◆ **REQUIRED WORK**: Exact copy, no pictures: set down every entry below as written.

◆ **INPUT RECORDS**:

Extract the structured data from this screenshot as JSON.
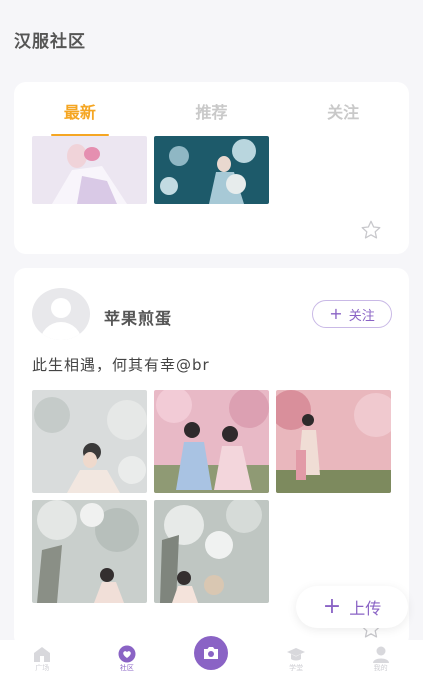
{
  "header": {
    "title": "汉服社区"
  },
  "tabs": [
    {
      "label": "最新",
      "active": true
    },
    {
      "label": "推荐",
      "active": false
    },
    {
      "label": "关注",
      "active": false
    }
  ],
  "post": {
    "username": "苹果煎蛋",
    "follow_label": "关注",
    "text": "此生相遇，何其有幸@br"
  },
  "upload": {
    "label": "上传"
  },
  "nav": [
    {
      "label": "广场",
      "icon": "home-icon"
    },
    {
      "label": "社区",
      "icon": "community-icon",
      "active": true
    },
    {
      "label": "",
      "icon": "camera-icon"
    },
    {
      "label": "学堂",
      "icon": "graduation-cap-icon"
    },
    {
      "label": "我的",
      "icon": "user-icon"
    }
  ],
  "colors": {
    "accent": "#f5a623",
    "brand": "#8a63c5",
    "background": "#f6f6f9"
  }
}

◆ **RESPONSE TO THE EXERCISE**:
Extract the structured data from this screenshot as JSON.
{
  "header": {
    "title": "汉服社区"
  },
  "tabs": [
    {
      "label": "最新",
      "active": true
    },
    {
      "label": "推荐",
      "active": false
    },
    {
      "label": "关注",
      "active": false
    }
  ],
  "post": {
    "username": "苹果煎蛋",
    "follow_label": "关注",
    "text": "此生相遇，何其有幸@br"
  },
  "upload": {
    "label": "上传"
  },
  "nav": [
    {
      "label": "广场",
      "icon": "home-icon"
    },
    {
      "label": "社区",
      "icon": "community-icon",
      "active": true
    },
    {
      "label": "",
      "icon": "camera-icon"
    },
    {
      "label": "学堂",
      "icon": "graduation-cap-icon"
    },
    {
      "label": "我的",
      "icon": "user-icon"
    }
  ],
  "colors": {
    "accent": "#f5a623",
    "brand": "#8a63c5",
    "background": "#f6f6f9"
  }
}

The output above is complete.